↓
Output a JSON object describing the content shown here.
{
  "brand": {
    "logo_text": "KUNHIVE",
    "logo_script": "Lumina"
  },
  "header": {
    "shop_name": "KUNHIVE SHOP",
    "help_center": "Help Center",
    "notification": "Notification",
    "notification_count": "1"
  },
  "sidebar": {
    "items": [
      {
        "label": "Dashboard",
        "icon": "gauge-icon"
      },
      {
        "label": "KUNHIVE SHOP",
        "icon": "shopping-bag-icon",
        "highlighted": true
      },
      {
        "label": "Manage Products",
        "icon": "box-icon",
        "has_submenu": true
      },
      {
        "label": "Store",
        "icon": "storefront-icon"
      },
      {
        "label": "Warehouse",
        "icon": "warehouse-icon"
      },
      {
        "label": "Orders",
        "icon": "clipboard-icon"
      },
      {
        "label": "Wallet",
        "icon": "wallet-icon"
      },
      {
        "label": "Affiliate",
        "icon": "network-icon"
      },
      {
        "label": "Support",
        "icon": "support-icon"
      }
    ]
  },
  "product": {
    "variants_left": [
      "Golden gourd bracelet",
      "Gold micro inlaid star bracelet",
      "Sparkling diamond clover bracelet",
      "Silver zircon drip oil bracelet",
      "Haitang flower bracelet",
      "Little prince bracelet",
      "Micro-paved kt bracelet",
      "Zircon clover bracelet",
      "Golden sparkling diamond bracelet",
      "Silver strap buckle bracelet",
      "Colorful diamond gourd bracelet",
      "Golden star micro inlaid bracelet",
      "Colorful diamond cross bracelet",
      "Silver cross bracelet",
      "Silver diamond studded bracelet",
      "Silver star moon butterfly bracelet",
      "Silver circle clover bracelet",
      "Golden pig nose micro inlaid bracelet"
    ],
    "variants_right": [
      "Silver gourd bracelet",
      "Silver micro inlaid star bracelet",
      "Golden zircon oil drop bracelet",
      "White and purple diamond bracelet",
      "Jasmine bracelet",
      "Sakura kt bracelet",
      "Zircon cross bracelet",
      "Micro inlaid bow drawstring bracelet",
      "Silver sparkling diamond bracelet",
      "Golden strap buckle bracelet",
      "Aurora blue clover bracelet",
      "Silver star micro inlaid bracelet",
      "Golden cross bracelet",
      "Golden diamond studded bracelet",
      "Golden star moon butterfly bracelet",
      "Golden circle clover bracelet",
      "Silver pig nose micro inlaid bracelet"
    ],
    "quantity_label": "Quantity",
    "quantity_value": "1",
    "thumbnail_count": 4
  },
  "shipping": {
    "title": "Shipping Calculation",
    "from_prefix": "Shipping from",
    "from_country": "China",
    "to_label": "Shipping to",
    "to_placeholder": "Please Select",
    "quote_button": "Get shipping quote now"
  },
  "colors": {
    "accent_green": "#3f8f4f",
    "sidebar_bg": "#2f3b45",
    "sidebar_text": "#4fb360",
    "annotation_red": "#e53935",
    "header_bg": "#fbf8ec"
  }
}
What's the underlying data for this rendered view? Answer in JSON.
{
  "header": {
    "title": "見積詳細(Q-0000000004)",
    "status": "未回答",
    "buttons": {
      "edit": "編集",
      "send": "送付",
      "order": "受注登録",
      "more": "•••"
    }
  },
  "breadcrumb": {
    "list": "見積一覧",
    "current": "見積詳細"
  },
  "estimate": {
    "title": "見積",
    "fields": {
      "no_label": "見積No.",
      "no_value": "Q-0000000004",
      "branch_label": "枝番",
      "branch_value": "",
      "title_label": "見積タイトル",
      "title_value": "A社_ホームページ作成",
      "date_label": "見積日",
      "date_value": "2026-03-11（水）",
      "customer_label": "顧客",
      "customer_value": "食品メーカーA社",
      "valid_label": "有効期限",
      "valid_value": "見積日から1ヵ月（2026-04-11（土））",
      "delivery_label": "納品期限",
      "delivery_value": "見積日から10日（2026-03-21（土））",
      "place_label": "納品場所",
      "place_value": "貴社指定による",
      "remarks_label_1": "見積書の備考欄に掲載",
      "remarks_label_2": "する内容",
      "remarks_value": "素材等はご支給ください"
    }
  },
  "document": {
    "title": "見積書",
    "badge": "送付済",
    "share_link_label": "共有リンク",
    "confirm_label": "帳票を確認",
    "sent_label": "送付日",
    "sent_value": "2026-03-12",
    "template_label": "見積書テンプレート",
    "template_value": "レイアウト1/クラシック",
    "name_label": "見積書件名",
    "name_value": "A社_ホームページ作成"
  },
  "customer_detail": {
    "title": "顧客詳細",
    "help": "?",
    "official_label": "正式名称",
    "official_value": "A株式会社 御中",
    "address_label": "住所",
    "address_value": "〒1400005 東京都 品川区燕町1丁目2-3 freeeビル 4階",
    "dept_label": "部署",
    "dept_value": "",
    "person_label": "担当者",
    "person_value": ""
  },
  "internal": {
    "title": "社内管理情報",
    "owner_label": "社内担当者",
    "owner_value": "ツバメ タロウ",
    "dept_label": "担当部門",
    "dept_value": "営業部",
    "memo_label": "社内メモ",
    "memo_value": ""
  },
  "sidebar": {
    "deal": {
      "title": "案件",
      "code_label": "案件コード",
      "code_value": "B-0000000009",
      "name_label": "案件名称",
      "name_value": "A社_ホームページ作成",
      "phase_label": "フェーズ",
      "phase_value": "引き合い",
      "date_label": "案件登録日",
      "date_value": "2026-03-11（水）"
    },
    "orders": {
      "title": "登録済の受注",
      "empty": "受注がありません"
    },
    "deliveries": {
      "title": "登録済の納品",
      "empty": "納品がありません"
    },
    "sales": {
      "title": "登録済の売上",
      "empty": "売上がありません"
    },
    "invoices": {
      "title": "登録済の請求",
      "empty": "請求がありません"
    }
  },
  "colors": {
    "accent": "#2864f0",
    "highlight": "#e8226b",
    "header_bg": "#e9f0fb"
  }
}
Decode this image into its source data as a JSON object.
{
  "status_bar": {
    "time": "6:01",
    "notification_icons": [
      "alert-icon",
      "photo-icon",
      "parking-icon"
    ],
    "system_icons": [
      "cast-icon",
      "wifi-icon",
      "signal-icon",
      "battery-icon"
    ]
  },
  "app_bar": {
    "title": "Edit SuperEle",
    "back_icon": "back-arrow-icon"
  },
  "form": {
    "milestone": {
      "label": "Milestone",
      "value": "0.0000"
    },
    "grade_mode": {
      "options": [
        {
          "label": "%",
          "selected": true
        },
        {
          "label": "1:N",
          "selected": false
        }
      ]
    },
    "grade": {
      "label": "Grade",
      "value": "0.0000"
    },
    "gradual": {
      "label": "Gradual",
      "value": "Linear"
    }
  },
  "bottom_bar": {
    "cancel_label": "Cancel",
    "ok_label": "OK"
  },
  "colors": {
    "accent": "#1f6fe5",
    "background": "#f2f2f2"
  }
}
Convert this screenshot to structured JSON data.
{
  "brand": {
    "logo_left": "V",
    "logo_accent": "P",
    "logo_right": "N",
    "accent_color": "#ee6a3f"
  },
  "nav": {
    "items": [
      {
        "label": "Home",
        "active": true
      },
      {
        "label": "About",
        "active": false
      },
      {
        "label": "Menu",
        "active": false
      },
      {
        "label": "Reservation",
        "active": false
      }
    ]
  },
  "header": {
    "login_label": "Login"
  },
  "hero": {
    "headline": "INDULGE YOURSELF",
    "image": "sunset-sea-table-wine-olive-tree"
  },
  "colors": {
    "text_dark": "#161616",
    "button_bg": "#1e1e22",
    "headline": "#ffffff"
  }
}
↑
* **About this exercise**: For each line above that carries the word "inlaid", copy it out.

* **Task solution**:
      "Gold micro inlaid star bracelet",
      "Golden star micro inlaid bracelet",
      "Golden pig nose micro inlaid bracelet"
      "Silver micro inlaid star bracelet",
      "Micro inlaid bow drawstring bracelet",
      "Silver star micro inlaid bracelet",
      "Silver pig nose micro inlaid bracelet"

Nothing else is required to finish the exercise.